What the task requires -
Set down every record below exactly as it appears, but without the pictures.
BEGIN Dataset extract
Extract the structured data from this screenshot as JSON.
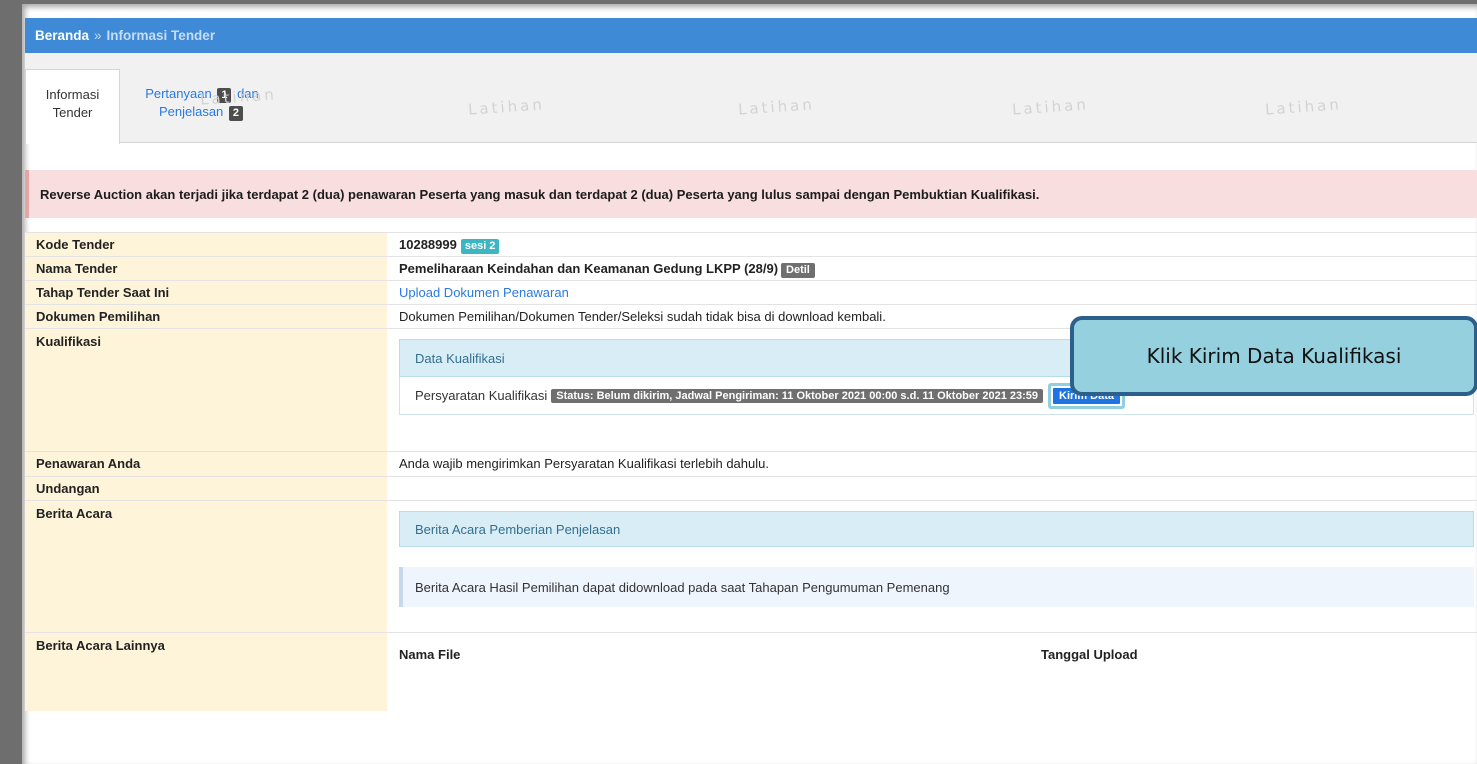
{
  "breadcrumb": {
    "home": "Beranda",
    "separator": "»",
    "current": "Informasi Tender"
  },
  "tabs": {
    "info_line1": "Informasi",
    "info_line2": "Tender",
    "qa_part1": "Pertanyaan",
    "qa_count": "1",
    "qa_and": "dan",
    "qa_part2": "Penjelasan",
    "qa_count2": "2"
  },
  "watermark": "Latihan",
  "alert": "Reverse Auction akan terjadi jika terdapat 2 (dua) penawaran Peserta yang masuk dan terdapat 2 (dua) Peserta yang lulus sampai dengan Pembuktian Kualifikasi.",
  "rows": {
    "kode_label": "Kode Tender",
    "kode_value": "10288999",
    "kode_badge": "sesi 2",
    "nama_label": "Nama Tender",
    "nama_value": "Pemeliharaan Keindahan dan Keamanan Gedung LKPP (28/9)",
    "nama_badge": "Detil",
    "tahap_label": "Tahap Tender Saat Ini",
    "tahap_value": "Upload Dokumen Penawaran",
    "dok_label": "Dokumen Pemilihan",
    "dok_value": "Dokumen Pemilihan/Dokumen Tender/Seleksi sudah tidak bisa di download kembali.",
    "kual_label": "Kualifikasi",
    "kual_panel": "Data Kualifikasi",
    "kual_item": "Persyaratan Kualifikasi",
    "kual_status": "Status: Belum dikirim, Jadwal Pengiriman: 11 Oktober 2021 00:00 s.d. 11 Oktober 2021 23:59",
    "kual_button": "Kirim Data",
    "penawaran_label": "Penawaran Anda",
    "penawaran_value": "Anda wajib mengirimkan Persyaratan Kualifikasi terlebih dahulu.",
    "undangan_label": "Undangan",
    "ba_label": "Berita Acara",
    "ba_panel": "Berita Acara Pemberian Penjelasan",
    "ba_note": "Berita Acara Hasil Pemilihan dapat didownload pada saat Tahapan Pengumuman Pemenang",
    "bal_label": "Berita Acara Lainnya",
    "col_file": "Nama File",
    "col_date": "Tanggal Upload"
  },
  "callout": "Klik Kirim Data Kualifikasi",
  "colors": {
    "topbar": "#3e8ad6",
    "label_bg": "#fdf4d9",
    "alert_bg": "#f8dede",
    "callout": "#95d0de",
    "button": "#1e74e0"
  }
}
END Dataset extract
Solution below -
Extract the structured data from this screenshot as JSON.
{
  "breadcrumb": {
    "home": "Beranda",
    "separator": "»",
    "current": "Informasi Tender"
  },
  "tabs": {
    "info_line1": "Informasi",
    "info_line2": "Tender",
    "qa_part1": "Pertanyaan",
    "qa_count": "1",
    "qa_and": "dan",
    "qa_part2": "Penjelasan",
    "qa_count2": "2"
  },
  "watermark": "Latihan",
  "alert": "Reverse Auction akan terjadi jika terdapat 2 (dua) penawaran Peserta yang masuk dan terdapat 2 (dua) Peserta yang lulus sampai dengan Pembuktian Kualifikasi.",
  "rows": {
    "kode_label": "Kode Tender",
    "kode_value": "10288999",
    "kode_badge": "sesi 2",
    "nama_label": "Nama Tender",
    "nama_value": "Pemeliharaan Keindahan dan Keamanan Gedung LKPP (28/9)",
    "nama_badge": "Detil",
    "tahap_label": "Tahap Tender Saat Ini",
    "tahap_value": "Upload Dokumen Penawaran",
    "dok_label": "Dokumen Pemilihan",
    "dok_value": "Dokumen Pemilihan/Dokumen Tender/Seleksi sudah tidak bisa di download kembali.",
    "kual_label": "Kualifikasi",
    "kual_panel": "Data Kualifikasi",
    "kual_item": "Persyaratan Kualifikasi",
    "kual_status": "Status: Belum dikirim, Jadwal Pengiriman: 11 Oktober 2021 00:00 s.d. 11 Oktober 2021 23:59",
    "kual_button": "Kirim Data",
    "penawaran_label": "Penawaran Anda",
    "penawaran_value": "Anda wajib mengirimkan Persyaratan Kualifikasi terlebih dahulu.",
    "undangan_label": "Undangan",
    "ba_label": "Berita Acara",
    "ba_panel": "Berita Acara Pemberian Penjelasan",
    "ba_note": "Berita Acara Hasil Pemilihan dapat didownload pada saat Tahapan Pengumuman Pemenang",
    "bal_label": "Berita Acara Lainnya",
    "col_file": "Nama File",
    "col_date": "Tanggal Upload"
  },
  "callout": "Klik Kirim Data Kualifikasi",
  "colors": {
    "topbar": "#3e8ad6",
    "label_bg": "#fdf4d9",
    "alert_bg": "#f8dede",
    "callout": "#95d0de",
    "button": "#1e74e0"
  }
}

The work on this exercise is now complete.